British ultra-runner clocked 6:40:35 to beat 10-year-old mark at Canterbury Christ Church University
Britain’s world 50km silver medallist Phil Anthony ran 100km on a treadmill in 6:40:35 on Wednesday to break a 10-year-old world record.
The Kent runner described the record attempt, which took place at Canterbury Christ Church University where he works, as “one of the toughest challenges” he has ever faced both physically and mentally.
It was the first time that the 33-year-old, who finished second in last month’s IAU World 50km Trophy in Doha, had run the distance.
The previous world 100km treadmill mark recognised by Guinness World Records was 7:21:41 held by Canada’s Arulanantham Suresh Joachim.
“I am absolutely over moon with managing to break the world record,” said Anthony, a PhD student and university instructor in the School of Human and Life Sciences.
“I found this to be one of the toughest challenges I have faced so far both mentally and physically and I really don’t think this would have been possible without the help and support that I received from everyone at Canterbury Christ Church University throughout.
“There are so many people to thank for this but I would above all like to thank my wife Anna who not only helped me during the event but in the months leading up to this attempt.”
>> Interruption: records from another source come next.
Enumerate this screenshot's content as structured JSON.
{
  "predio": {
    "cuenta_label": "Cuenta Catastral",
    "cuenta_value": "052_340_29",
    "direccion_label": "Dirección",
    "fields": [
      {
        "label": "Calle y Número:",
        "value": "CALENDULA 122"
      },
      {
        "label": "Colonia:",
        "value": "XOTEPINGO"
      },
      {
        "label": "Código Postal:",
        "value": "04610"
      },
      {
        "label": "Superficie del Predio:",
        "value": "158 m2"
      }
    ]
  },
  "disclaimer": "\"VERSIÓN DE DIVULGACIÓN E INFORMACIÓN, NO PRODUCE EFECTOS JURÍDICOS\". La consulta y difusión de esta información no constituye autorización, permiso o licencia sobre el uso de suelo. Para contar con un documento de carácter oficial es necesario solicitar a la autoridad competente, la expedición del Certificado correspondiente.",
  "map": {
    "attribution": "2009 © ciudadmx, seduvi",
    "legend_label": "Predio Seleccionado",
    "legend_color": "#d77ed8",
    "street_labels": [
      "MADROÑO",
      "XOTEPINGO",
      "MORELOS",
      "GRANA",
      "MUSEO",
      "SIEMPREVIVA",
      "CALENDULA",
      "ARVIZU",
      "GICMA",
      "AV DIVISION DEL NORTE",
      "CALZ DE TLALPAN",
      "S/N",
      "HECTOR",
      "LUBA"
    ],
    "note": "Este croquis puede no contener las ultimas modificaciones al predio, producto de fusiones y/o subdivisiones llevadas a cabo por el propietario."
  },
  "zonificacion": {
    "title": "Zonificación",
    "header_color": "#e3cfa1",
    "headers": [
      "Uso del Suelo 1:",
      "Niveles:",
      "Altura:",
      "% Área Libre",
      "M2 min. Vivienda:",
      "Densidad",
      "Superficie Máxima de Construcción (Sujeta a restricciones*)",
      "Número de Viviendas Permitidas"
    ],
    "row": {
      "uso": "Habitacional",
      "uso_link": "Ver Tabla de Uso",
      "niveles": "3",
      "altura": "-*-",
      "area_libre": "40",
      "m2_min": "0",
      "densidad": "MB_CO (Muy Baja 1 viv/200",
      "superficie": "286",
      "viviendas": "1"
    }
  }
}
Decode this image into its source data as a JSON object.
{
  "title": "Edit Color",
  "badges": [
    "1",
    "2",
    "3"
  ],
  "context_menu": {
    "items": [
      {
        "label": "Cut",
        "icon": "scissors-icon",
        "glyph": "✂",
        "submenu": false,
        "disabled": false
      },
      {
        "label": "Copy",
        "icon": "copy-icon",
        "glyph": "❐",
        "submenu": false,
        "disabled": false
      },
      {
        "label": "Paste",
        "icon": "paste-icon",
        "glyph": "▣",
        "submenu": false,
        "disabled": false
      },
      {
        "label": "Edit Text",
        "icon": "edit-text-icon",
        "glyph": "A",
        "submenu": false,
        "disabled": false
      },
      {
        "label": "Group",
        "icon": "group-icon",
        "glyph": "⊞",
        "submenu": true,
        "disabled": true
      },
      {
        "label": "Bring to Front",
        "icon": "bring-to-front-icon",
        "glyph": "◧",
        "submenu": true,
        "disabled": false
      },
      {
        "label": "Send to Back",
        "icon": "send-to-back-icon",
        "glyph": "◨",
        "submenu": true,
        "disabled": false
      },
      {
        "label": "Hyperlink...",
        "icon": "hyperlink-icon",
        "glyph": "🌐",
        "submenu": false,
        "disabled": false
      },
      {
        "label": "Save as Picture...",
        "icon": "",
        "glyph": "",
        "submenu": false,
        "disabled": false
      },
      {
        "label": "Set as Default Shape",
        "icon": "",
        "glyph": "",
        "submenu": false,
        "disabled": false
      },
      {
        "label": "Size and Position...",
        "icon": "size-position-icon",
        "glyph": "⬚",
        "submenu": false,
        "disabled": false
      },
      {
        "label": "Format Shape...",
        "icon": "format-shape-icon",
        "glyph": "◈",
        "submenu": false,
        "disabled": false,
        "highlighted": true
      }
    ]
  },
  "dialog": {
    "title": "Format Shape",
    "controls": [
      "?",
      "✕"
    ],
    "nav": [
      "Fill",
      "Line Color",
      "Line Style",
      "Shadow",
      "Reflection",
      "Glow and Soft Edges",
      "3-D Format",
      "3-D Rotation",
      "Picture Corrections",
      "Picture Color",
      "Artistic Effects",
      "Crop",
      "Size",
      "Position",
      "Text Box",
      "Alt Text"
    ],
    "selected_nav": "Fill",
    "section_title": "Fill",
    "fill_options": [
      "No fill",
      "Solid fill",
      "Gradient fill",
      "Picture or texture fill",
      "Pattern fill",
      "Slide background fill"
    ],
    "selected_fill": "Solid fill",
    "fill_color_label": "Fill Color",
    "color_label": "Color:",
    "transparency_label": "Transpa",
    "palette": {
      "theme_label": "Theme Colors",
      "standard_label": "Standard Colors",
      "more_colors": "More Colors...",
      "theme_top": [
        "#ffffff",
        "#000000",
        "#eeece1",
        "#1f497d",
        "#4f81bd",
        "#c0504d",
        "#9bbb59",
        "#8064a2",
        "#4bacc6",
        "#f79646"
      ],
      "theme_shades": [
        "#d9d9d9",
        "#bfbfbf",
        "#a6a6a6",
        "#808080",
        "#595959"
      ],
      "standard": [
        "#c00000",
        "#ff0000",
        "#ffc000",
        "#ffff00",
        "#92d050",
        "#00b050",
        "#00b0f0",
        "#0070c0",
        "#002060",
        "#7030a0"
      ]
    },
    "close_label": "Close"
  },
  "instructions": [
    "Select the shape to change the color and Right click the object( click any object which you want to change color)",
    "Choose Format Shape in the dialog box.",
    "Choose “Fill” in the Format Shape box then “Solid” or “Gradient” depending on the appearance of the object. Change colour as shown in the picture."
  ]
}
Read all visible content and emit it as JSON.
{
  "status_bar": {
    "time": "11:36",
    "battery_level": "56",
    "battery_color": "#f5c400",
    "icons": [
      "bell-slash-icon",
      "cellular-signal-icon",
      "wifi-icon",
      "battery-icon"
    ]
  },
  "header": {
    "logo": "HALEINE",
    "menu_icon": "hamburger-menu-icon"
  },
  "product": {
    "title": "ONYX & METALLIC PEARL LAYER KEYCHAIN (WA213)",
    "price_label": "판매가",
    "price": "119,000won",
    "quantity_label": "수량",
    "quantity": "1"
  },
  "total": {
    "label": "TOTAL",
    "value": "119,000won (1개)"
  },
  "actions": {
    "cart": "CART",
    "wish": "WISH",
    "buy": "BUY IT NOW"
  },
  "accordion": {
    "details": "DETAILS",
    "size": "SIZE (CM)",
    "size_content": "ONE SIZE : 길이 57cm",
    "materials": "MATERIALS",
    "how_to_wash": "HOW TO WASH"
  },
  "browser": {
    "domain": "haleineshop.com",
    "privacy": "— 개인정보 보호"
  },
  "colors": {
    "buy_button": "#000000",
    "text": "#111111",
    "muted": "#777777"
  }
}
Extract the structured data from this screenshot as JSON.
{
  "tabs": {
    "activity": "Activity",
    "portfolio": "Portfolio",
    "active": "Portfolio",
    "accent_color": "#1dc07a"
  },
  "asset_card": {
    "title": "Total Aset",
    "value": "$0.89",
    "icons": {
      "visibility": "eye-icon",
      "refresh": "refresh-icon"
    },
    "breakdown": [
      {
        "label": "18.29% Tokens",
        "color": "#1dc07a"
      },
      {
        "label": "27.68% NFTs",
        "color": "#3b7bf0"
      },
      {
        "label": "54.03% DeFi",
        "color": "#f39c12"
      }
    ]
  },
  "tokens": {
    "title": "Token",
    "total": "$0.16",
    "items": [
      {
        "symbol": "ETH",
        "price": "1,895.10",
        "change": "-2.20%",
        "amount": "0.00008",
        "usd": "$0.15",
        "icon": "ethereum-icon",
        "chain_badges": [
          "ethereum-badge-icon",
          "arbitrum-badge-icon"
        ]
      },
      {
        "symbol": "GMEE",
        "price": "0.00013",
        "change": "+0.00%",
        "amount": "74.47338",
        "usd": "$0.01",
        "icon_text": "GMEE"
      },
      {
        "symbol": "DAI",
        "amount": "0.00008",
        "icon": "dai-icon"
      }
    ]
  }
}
Anthony, who switched from duathlon to set a marathon PB of 2:16:40 in 2012 and has run 2:58:06 for 50km, had spent time in the run-up to the record attempt high-altitude training in Kenya.